Rumors are circulating that COs are refusing to take vaccination saying that “it’s a sham,” echoing Trump’s rhetorical claims on COVID-19 vaccines. Many believe this is the real reason why it has taken months for the prison to begin administering vaccines to prisoners. Had they not been “highly vulnerable” and/or “essential workers” according to the DOC’s eyes, which only sees liabilities, assets, and threats, I’m convinced that this prison would have never accepted and administered a vaccine to anyone based on the very conservative and far-right statements and agendas being carried out by COs inside.

Anything else you want to share with Edge Effects readers?

We are facing major issues of delayed mail, price increase in collect calls, stimulus debit card rejections, and very limited access to medical care.
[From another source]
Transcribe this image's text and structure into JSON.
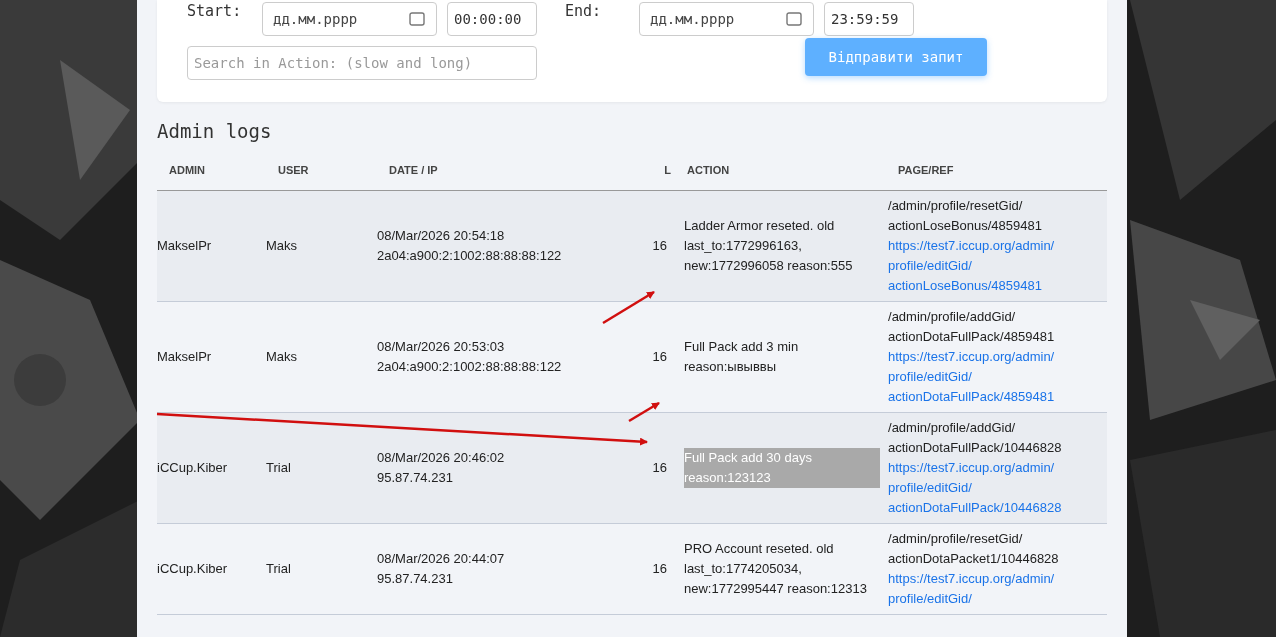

These are major points of frustration and tension alongside the looming threat of racial violence by COs. We are being tortured at every point. Everything being done to us at this point is cruel, inhumane, and deliberate. The feeling of helplessness and hopelessness, for the majority of the population, is inevitable. The trauma of having to witness and experience such bestial and genocidal acts is going to have lifelong physical and psychological effects.

Featured image: Cots set up in an empty gym that was converted to housing in the correctional facility. Photo by Joanna Carns, December 2020.

Lawrence Jenkins is a Black Political Prisoner, farmer, teacher, food justice and human rights activist, writer, artist, and abolitionist. Lawrence turns prison property into acres of fresh produce, donating over 100,000 pounds of vegetables to local food banks. He continues to develop his talents as a visual wildlife artist, directing the art show held at Stafford Creek Corrections Center. Lawrence leads several political education circles inside and organizes with abolitionists and food justice movements outside. You can follow Lawrence’s work through his art Instagram or the Liberation Media Northwest’s Instagram. Both accounts are maintained by friends, family, and community in coordination with Lawrence. You can also reach out directly to Lawrence through JPay or via snail mail (for a fee!):

Lawrence Jenkins 306665
191 Constantine Way
Aberdeen, WA 98520

Carrie Freshour is a Southerner, abolitionist, and assistant professor of geography at the University of Washington. Her work focuses on low-wage food and agricultural labor in the U.S. South, racial capitalism, carceral geographies, and Black Radicalism. Freshour is finalizing her book project, Making Life Work, which centers the experiences of Black women, their families, and broader communities in Northeast Georgia who remain the basis for the global production of cheap chicken. Website. Twitter. Contact.